1. The Art of Listening

Listening is ingrained in Indigenous culture, Kendal said. As a child, he would attend ceremonies with his grandmother where she would make him be as quiet as possible. At Indigenous ceremonies, only the leader gets to speak while everyone else bows their head to listen. This is the Indigenous way to show respect.

Being so practiced in the art of listening helped Kendal bridge the gap between his two worlds. It helped him understand the language of mainstream culture and make friends at school. It helped him learn the art of business and entrepreneurship at the start of his career. It helped him move forward with his goal of bridging the gap between Indigenous communities and mainstream culture.

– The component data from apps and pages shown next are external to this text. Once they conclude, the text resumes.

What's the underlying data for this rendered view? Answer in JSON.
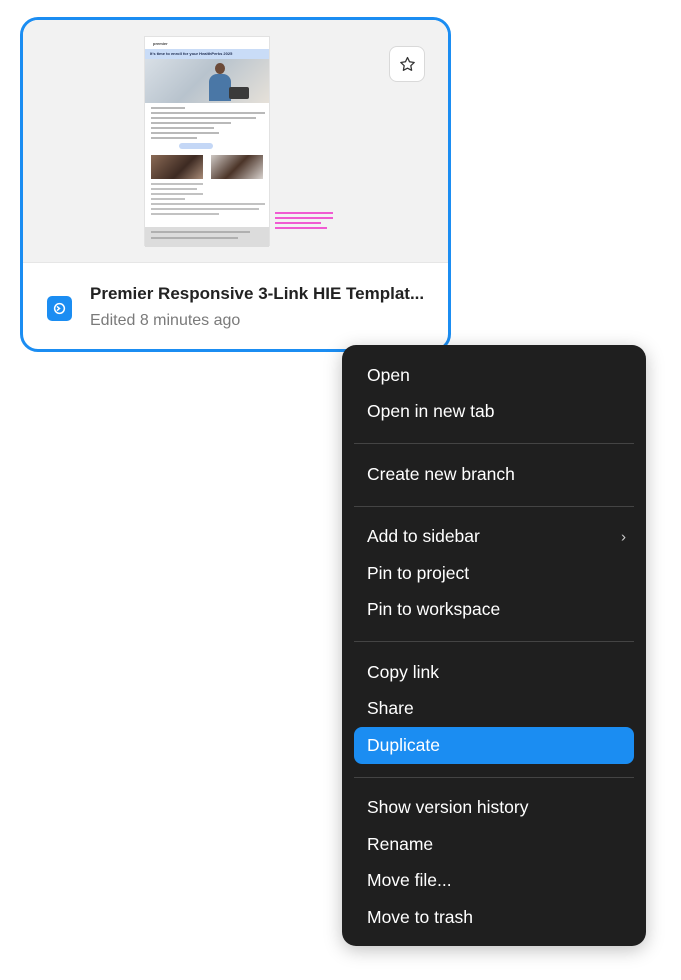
{
  "file": {
    "title": "Premier Responsive 3-Link HIE Templat...",
    "subtitle": "Edited 8 minutes ago",
    "favorite_icon": "star-icon",
    "type_icon": "prototype-file-icon",
    "thumbnail": {
      "logo": "premier",
      "banner": "It's time to enroll for your HealthPerks 2025"
    }
  },
  "menu": {
    "groups": [
      [
        {
          "label": "Open"
        },
        {
          "label": "Open in new tab"
        }
      ],
      [
        {
          "label": "Create new branch"
        }
      ],
      [
        {
          "label": "Add to sidebar",
          "submenu": "›"
        },
        {
          "label": "Pin to project"
        },
        {
          "label": "Pin to workspace"
        }
      ],
      [
        {
          "label": "Copy link"
        },
        {
          "label": "Share"
        },
        {
          "label": "Duplicate",
          "active": true
        }
      ],
      [
        {
          "label": "Show version history"
        },
        {
          "label": "Rename"
        },
        {
          "label": "Move file..."
        },
        {
          "label": "Move to trash"
        }
      ]
    ]
  },
  "colors": {
    "accent": "#1b8df2",
    "menu_bg": "#1f1f1f",
    "divider": "#444444"
  }
}
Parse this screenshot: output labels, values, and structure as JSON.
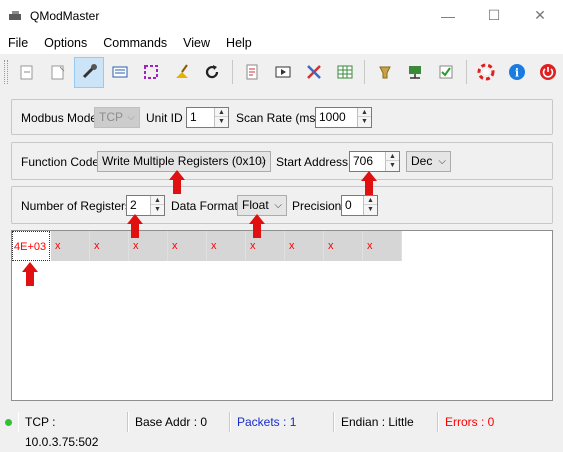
{
  "window": {
    "title": "QModMaster"
  },
  "menu": [
    "File",
    "Options",
    "Commands",
    "View",
    "Help"
  ],
  "toolbar": {
    "buttons": [
      {
        "name": "connect-icon"
      },
      {
        "name": "disconnect-icon"
      },
      {
        "name": "plug-icon",
        "active": true
      },
      {
        "name": "read-write-icon"
      },
      {
        "name": "scan-icon"
      },
      {
        "name": "clear-icon"
      },
      {
        "name": "refresh-icon"
      },
      {
        "name": "log-icon"
      },
      {
        "name": "bus-monitor-icon"
      },
      {
        "name": "tools-icon"
      },
      {
        "name": "registers-icon"
      },
      {
        "name": "serial-settings-icon"
      },
      {
        "name": "tcp-settings-icon"
      },
      {
        "name": "settings-check-icon"
      },
      {
        "name": "help-icon"
      },
      {
        "name": "info-icon"
      },
      {
        "name": "exit-icon"
      }
    ]
  },
  "modbus": {
    "mode_label": "Modbus Mode",
    "mode_value": "TCP",
    "unit_id_label": "Unit ID",
    "unit_id_value": "1",
    "scan_rate_label": "Scan Rate (ms)",
    "scan_rate_value": "1000"
  },
  "function": {
    "label": "Function Code",
    "value": "Write Multiple Registers (0x10)",
    "start_label": "Start Address",
    "start_value": "706",
    "format_value": "Dec"
  },
  "registers": {
    "count_label": "Number of Registers",
    "count_value": "2",
    "format_label": "Data Format",
    "format_value": "Float",
    "precision_label": "Precision",
    "precision_value": "0"
  },
  "grid": {
    "cells": [
      "4E+03",
      "x",
      "x",
      "x",
      "x",
      "x",
      "x",
      "x",
      "x",
      "x"
    ]
  },
  "status": {
    "connection": "TCP : 10.0.3.75:502",
    "base_addr": "Base Addr : 0",
    "packets": "Packets : 1",
    "endian": "Endian : Little",
    "errors": "Errors : 0"
  },
  "colors": {
    "error_text": "#ff0000",
    "packets_text": "#1a2bcc",
    "annotation_arrow": "#e01010",
    "status_led": "#34c034"
  }
}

2. Adopt a Childlike Mindset

Children are like sponges, Kendal said. As we become adults, we lose that sponge-like quality and our egos take over. If you want to keep moving forward in life, he continued, you need to adopt a childlike mentality. Push the ego away and become a sponge. That’s what Kendal was taught at a young age from his elders. Don’t act like you know anything, don’t act like you’re better than any other human being, Kendal said, we are all equal. We are all brothers and sisters.

3. Practice Gratitude

Growing up, Kendal said that his family didn’t have much. He can remember watching his mom budget her welfare cheques and selling his belongings at the pawn shop to get bus money. These are meaningful memories, he said, as they make him grateful for the present and the opportunities he has today.

When you’re struggling, Kendal said, reflect on what got you here so you can be thankful for what you have.

4. Be a Mentor

The entrepreneur life was a lonely path for Kendal, as Neechie Gear was the first mainstream Indigenous brand. Sometimes, he said, we’re not meant to have something because we are meant to become that person for somebody else.

Kendal credits the people in his life for the success he’s found today and encouraged us to remember the impact we can have through the smallest actions we take. Today, Kendal gives back by being a mentor himself.

Hire Kendal Netmaker to Speak at Your Event

An award-winning entrepreneur and author, Kendal Netmaker is a master storyteller who uses his natural gift to help people shift their mindset and find the success they seek. He speaks professionally to thousands of people worldwide on resilience, leadership, and the power of telling your story, weaving his real-life experiences into motivating lessons that empower and build more resilient leaders and organizations.

Contact us to learn more about Kendal and to book him to speak at your next event.